Equally, we have to be clear about the different types of rural countryside. It seems to me that they can be divided into two groups. The first is what I might describe as—I hope that I do not upset people—“outer suburbia” and the second is “deep rural”, or l’Angleterre profonde, which is the kind of area that I come from.

The mantra “public money for public goods” sounds very attractive but it is worth remembering that, even in the days of area payments, which still survive to some extent, there was a need in recent years for cross-compliance. We are already moving down that road. How are we going to decide how much money is required —presumably, the more public goods you produce, the more money you get—and who will allocate it? A very substantial bureaucracy will be needed to deal with all of this. The idea that we can reduce bureaucracy in the countryside while trying to do the kind of things that have been talked about seems fanciful.

Speaking from the perspective of a LEP chairman, how will the shared prosperity fund be delivered? Will local enterprise partnerships have a role in agricultural support, as has been suggested? On the other hand, I believe that Defra is very much against that. This is important. These questions need to be answered because the process of sorting out how it will be done needs to be put in hand.

In the summer—I apologise for talking about my holiday reading—I read The Cornkister Days which is about farm towns in Aberdeenshire in the period after the First World War. What is interesting about that is that in those days money did not leave the rural economy. If you had a blacksmith-made plough and a couple of Clydesdales, the money went back into the area when they were replaced. Now, if you have a new combine, the money leaves the countryside. One thing that we need to do is to get money back into rural Britain. If we do that, we will start to address the kinds of things that cause problems, such as rural housing. We have managed—in a way, despite ourselves and despite our contempt for paysans—to turn a group of people in rural Britain more or less into what we derogatorily call “peasants”.

It is interesting that east Cumbria, which includes most of the Lake District, has a far less good record on productivity than west Cumbria. The conclusion I have reached about that is that productivity does not mention things such as the area’s contribution to the tourist industry and looking after the world heritage site.
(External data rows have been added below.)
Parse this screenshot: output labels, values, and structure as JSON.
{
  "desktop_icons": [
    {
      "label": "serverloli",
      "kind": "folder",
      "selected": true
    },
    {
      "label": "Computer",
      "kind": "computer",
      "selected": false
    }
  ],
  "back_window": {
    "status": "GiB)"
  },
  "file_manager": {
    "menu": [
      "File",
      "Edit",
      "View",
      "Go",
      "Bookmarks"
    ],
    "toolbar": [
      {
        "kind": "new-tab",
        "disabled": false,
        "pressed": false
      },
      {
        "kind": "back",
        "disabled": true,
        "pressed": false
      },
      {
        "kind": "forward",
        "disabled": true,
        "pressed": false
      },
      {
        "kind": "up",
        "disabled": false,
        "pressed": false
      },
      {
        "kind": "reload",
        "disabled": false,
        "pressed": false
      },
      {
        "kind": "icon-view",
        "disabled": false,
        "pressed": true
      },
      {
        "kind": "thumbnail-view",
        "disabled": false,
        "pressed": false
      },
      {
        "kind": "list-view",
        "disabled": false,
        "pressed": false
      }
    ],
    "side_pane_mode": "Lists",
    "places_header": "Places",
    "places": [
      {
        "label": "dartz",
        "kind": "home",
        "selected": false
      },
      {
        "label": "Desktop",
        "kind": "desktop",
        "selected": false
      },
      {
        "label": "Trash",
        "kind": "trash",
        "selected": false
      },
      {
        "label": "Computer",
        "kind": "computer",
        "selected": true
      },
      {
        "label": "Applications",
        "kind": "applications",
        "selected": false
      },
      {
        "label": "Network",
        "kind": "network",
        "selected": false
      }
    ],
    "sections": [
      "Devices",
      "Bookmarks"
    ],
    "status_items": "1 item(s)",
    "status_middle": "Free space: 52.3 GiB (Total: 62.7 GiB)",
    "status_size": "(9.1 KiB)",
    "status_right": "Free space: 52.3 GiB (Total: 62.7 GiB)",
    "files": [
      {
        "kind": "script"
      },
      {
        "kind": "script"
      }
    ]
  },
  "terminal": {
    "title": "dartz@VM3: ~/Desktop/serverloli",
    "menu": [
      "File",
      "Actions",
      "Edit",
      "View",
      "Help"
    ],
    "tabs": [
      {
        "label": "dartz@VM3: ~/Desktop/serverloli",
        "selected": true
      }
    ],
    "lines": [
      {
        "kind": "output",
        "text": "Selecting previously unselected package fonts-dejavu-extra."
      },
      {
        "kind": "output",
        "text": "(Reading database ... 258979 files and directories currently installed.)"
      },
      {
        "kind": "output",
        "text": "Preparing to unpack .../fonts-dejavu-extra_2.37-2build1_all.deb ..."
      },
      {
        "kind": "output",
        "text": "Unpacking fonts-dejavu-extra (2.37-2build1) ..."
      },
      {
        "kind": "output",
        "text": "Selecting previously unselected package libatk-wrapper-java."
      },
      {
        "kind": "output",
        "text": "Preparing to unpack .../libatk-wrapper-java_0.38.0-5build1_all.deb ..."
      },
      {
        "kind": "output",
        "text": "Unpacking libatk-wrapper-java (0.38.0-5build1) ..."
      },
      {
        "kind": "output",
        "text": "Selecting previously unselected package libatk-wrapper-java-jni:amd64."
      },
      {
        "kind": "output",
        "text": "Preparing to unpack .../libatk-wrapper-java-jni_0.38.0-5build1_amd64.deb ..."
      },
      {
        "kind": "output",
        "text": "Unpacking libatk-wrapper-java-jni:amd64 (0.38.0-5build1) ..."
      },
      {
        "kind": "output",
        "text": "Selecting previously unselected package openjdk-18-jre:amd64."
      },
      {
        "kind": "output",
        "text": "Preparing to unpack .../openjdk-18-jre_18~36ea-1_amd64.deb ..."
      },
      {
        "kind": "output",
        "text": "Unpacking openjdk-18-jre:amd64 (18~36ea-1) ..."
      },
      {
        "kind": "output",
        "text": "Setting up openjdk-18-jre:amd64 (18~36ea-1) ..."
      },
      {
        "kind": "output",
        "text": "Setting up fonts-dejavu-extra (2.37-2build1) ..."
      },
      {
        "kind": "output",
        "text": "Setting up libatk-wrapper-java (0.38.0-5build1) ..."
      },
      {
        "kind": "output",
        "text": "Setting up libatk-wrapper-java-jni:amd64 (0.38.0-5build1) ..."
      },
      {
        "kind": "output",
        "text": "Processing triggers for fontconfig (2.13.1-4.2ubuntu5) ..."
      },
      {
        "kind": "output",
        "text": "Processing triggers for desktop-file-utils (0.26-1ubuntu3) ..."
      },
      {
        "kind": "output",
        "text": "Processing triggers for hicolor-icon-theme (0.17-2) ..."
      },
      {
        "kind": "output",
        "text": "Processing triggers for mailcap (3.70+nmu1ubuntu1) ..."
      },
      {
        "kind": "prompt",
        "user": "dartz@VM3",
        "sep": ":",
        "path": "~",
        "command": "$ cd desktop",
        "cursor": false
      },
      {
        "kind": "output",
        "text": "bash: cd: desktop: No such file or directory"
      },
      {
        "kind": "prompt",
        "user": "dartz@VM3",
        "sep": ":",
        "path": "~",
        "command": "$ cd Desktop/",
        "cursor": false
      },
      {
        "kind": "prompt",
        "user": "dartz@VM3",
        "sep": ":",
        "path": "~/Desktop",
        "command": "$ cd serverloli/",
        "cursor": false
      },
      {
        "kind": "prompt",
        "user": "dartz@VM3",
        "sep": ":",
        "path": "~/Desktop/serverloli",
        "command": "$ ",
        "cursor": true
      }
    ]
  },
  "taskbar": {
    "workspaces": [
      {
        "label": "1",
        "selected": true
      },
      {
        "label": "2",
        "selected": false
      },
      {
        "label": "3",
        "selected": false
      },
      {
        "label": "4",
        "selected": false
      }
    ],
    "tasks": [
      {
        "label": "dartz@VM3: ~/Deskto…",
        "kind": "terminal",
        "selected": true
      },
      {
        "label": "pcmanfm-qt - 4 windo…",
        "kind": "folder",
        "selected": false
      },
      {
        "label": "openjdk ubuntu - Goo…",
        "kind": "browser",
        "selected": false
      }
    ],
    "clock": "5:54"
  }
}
We need to redefine it to represent the realities of the 21st century. All this is going to need money and proper infrastructure. In bringing that about, I think we need to bear in mind the old Turkish story of Hodja’s donkey. Hodja had a donkey, he fed it well and it performed for him, but then he thought, “If I give it a bit less food, I’ll have a bit more money”. The less food he gave it, the more money he kept, until suddenly it died. There is a real risk that, in thinking about rural Britain, urban Britain will be not merely not very generous but positively stingy, and then the whole thing will collapse in on itself. In that context, the Government should look at again at concepts such as the CLA’s old idea of rural business units. We need to think of a rural business person: someone who is partly working on the land or doing some work of that sort but may also be working partly in a market town. We should treat them as a single taxable entity.

I believe that the resurrection of the agriculture Bill is a good step forward—it is good to see it—but we need to be clear that that is the easy bit, and the devil will lie in the detail.